**Problem to work on:**
Scan the lines below for the string "icon" and report how many lines contain it, giving only the number.

---------- Excerpted data

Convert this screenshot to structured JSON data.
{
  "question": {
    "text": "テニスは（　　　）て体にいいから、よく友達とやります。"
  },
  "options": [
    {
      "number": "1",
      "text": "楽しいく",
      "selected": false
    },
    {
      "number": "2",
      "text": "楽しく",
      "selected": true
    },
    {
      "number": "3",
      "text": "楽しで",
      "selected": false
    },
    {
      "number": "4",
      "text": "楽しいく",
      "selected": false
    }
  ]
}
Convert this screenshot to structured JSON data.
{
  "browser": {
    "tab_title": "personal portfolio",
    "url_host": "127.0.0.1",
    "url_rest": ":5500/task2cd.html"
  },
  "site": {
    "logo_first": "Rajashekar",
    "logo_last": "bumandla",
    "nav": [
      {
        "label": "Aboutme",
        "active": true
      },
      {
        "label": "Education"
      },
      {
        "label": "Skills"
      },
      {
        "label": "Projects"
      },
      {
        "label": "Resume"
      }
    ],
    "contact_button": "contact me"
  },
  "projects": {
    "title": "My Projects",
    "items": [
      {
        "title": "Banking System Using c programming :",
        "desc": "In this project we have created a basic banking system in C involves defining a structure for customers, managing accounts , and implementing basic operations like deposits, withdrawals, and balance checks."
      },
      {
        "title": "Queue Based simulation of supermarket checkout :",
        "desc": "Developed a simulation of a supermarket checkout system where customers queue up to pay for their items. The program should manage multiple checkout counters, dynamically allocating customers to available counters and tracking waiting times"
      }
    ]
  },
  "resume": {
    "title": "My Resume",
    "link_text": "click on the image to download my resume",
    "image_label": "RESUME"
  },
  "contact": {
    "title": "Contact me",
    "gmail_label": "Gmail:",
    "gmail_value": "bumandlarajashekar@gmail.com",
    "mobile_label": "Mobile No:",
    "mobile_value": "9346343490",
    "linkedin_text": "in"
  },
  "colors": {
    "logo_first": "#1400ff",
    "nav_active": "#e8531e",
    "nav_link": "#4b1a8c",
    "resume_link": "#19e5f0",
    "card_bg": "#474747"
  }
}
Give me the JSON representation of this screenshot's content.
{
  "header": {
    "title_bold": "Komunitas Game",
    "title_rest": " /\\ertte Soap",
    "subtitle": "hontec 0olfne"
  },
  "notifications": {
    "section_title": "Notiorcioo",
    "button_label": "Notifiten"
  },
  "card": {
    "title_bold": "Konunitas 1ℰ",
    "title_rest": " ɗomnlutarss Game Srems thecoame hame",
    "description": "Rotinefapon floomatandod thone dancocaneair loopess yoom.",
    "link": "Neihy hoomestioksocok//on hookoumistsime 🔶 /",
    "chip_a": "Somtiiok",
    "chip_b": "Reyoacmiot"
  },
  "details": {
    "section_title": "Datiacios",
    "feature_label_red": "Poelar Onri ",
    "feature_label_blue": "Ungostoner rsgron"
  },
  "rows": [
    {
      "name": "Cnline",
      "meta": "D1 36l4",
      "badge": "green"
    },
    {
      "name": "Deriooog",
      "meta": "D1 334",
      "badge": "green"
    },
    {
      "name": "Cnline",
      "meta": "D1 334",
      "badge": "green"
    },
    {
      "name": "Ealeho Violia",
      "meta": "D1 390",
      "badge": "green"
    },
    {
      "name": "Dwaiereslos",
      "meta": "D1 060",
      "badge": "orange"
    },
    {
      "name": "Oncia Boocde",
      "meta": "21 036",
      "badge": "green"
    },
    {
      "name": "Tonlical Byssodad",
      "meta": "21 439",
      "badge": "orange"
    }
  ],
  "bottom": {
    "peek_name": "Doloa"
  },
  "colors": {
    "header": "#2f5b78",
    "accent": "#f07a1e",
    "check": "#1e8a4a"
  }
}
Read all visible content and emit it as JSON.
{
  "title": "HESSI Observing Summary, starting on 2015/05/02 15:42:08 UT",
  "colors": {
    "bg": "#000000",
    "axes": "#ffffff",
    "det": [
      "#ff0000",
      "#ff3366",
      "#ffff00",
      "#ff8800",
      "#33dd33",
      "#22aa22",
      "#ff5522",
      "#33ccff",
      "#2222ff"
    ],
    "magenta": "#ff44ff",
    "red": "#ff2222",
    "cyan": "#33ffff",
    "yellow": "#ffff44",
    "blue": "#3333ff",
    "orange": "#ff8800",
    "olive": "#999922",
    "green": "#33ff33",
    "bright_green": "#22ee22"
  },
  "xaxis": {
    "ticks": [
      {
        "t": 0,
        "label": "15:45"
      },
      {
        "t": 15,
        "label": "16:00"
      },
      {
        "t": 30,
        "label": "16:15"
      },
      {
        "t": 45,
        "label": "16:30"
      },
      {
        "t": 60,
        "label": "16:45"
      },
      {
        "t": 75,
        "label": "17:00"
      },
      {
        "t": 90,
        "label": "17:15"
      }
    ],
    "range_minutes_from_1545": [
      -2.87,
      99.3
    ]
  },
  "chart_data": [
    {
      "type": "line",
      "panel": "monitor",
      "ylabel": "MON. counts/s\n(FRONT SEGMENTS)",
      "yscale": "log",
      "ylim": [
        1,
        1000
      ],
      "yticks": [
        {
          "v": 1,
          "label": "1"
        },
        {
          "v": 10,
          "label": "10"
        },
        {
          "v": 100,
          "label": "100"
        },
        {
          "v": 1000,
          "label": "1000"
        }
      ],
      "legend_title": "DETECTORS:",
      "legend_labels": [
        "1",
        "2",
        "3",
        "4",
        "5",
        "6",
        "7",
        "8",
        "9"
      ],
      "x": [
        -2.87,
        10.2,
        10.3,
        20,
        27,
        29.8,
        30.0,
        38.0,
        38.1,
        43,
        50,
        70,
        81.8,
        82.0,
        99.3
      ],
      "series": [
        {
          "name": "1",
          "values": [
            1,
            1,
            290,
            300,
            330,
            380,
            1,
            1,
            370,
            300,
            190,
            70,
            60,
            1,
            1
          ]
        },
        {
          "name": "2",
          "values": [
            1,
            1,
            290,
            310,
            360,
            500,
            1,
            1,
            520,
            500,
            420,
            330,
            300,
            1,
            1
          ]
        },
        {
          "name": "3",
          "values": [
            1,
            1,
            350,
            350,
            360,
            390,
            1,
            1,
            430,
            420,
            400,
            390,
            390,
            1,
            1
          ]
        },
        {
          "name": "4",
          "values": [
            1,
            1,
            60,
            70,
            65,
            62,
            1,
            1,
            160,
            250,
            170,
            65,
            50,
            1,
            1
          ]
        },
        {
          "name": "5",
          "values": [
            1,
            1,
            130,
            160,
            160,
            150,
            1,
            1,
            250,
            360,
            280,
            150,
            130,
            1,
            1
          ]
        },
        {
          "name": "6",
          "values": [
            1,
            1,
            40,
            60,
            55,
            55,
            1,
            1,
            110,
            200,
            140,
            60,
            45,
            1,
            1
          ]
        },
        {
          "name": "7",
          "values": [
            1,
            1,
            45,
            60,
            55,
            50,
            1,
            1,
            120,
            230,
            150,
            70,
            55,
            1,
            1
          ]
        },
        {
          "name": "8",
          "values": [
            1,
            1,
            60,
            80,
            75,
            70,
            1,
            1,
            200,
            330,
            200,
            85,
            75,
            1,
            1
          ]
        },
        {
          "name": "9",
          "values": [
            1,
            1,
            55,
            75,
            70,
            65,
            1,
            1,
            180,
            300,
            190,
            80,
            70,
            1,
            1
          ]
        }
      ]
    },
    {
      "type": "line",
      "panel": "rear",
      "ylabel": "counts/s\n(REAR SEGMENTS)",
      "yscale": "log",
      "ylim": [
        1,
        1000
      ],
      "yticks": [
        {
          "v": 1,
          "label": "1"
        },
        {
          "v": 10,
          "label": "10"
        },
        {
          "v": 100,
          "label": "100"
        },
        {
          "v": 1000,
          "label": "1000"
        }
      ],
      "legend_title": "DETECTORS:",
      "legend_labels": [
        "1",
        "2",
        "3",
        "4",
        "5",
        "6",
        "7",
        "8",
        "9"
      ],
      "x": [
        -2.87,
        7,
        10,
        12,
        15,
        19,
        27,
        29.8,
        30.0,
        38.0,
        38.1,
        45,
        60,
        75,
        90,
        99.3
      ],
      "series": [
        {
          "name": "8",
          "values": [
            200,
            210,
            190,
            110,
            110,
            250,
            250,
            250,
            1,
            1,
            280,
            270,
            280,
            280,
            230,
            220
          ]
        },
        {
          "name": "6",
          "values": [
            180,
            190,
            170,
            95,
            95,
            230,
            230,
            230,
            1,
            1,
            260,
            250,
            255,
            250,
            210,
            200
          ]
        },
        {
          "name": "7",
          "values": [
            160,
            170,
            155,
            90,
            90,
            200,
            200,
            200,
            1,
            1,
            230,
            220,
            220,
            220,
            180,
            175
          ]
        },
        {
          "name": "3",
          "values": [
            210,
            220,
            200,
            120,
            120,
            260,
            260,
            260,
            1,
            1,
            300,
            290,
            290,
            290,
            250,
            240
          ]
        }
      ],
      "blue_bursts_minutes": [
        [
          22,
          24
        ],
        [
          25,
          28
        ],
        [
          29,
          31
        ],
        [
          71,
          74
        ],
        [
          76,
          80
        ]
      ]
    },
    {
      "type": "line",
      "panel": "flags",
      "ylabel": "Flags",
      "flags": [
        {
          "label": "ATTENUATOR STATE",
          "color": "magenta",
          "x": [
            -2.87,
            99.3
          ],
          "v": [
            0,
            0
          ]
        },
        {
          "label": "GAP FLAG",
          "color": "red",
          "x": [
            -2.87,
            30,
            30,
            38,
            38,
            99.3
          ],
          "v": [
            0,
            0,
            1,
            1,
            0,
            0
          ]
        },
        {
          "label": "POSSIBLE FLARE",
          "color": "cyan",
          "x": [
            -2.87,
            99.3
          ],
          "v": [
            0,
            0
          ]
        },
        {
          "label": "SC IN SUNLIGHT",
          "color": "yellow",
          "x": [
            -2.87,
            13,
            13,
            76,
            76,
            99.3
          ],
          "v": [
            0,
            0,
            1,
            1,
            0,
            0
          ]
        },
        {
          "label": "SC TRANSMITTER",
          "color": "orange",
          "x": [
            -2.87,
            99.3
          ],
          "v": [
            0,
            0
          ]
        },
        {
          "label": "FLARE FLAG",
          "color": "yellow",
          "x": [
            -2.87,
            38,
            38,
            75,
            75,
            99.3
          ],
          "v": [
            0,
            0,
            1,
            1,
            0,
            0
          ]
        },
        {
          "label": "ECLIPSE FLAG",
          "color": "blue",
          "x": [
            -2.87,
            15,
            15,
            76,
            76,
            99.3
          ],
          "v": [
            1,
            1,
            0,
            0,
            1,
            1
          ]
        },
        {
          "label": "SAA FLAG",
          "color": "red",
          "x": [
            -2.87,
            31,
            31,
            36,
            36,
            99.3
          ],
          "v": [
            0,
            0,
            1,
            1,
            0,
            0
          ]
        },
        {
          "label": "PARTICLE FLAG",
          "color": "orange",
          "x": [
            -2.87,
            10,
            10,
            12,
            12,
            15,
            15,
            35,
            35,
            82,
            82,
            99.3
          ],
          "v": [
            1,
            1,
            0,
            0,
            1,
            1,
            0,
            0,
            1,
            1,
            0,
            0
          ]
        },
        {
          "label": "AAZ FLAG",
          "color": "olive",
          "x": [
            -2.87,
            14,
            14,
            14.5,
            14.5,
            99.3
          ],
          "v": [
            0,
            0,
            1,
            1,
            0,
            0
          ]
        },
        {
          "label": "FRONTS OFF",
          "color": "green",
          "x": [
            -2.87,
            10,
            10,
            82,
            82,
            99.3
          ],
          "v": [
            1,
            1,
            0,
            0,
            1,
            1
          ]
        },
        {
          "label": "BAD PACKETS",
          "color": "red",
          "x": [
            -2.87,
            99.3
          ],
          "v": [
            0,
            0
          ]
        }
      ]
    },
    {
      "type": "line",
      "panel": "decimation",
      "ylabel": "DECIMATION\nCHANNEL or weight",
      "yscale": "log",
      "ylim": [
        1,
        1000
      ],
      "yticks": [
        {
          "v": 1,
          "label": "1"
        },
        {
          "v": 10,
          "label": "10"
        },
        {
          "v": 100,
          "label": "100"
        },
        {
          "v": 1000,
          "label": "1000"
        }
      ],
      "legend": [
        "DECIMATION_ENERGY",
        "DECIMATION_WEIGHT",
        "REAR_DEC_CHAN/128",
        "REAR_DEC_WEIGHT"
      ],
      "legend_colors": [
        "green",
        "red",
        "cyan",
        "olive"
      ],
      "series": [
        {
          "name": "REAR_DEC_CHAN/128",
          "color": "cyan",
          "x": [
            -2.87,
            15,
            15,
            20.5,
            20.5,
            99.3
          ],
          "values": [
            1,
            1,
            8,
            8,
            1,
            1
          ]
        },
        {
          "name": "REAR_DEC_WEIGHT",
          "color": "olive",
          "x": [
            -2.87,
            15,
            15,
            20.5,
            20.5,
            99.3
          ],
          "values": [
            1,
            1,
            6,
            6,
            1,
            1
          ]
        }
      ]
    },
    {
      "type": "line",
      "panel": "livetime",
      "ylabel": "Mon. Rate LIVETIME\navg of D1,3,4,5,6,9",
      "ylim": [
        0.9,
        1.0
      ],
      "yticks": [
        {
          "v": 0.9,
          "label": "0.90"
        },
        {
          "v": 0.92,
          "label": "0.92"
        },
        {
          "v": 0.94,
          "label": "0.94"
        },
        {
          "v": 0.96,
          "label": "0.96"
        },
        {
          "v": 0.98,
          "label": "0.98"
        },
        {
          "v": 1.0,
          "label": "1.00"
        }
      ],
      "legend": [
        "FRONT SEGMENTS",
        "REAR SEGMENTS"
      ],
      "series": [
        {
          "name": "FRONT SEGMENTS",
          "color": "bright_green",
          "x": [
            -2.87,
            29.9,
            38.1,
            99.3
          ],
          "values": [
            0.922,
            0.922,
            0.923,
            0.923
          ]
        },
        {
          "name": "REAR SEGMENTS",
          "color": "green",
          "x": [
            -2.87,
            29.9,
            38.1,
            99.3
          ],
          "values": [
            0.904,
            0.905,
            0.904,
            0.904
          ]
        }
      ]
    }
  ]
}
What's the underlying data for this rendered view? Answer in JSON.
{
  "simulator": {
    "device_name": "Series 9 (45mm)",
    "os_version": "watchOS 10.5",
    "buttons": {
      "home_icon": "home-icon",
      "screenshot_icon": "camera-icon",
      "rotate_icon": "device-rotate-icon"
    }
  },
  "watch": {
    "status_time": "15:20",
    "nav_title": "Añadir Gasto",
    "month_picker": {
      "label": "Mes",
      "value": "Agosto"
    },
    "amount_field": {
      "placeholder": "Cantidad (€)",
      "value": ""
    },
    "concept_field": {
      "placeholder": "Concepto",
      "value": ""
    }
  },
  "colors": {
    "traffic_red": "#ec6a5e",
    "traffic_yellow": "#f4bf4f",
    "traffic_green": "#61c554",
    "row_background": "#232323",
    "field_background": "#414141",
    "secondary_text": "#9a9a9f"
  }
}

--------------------

**Task output:**
3